Starr himself actually had his team draw up an argument, a legal brief, explaining why they did believe that a sitting president could be indicted, even though in the end he decided to hand over the information to the House of Representatives, which pursued impeachment. If he does hand over the information, it goes to a Republican House. They might say, “Oh, we’re not that impressed with this case, we’re not pursuing articles of impeachment.” So whatever he concludes is going to be, he’s going to have a big decision to make.
Blackmon: Ryan Lizza, thanks for joining us. If you have a question about this or any other episode of American Forum, reach out to me via the email on your screen or on Twitter @douglasblackmon. I promise I won’t get in a war with you. You can follow our guest @RyanLizza. But in this era of dubious news, do some reporting of your own, too. Visit Millercenter.org for information on every presidency and all the top issues facing national leaders. Watch live tapings of American Forum on the Miller Center Facebook page. And if you’re not sure about reporters, follow the administration’s official twitter feed @WhiteHouse. Or best of all: keep up with the president @realDonaldTrump. Most of all—don’t automatically accept anything we or anyone else has to say about our country’s issues and leadership.

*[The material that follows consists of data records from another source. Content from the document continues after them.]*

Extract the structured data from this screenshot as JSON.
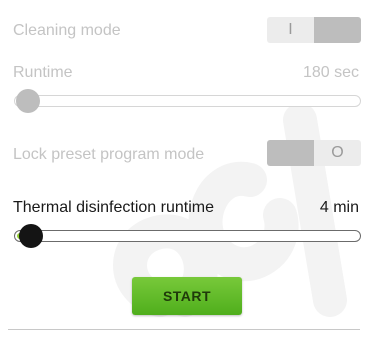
{
  "cleaning_mode": {
    "label": "Cleaning mode",
    "toggle_on_symbol": "I"
  },
  "runtime": {
    "label": "Runtime",
    "value": "180 sec",
    "slider_level": 0.0
  },
  "lock_preset": {
    "label": "Lock preset program mode",
    "toggle_off_symbol": "O"
  },
  "thermal": {
    "label": "Thermal disinfection runtime",
    "value": "4 min",
    "slider_level": 0.05
  },
  "start_button": {
    "label": "START"
  },
  "colors": {
    "accent_green": "#5bb82a",
    "disabled_gray": "#c4c4c4",
    "thumb_active": "#141414"
  }
}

Ignore all the loud voices for a little while, and trust your judgment about what and who you can trust. Most of us actually can spot fake news, it’s just whether we’re willing to work hard enough to do it. That’s all for now. See you next week.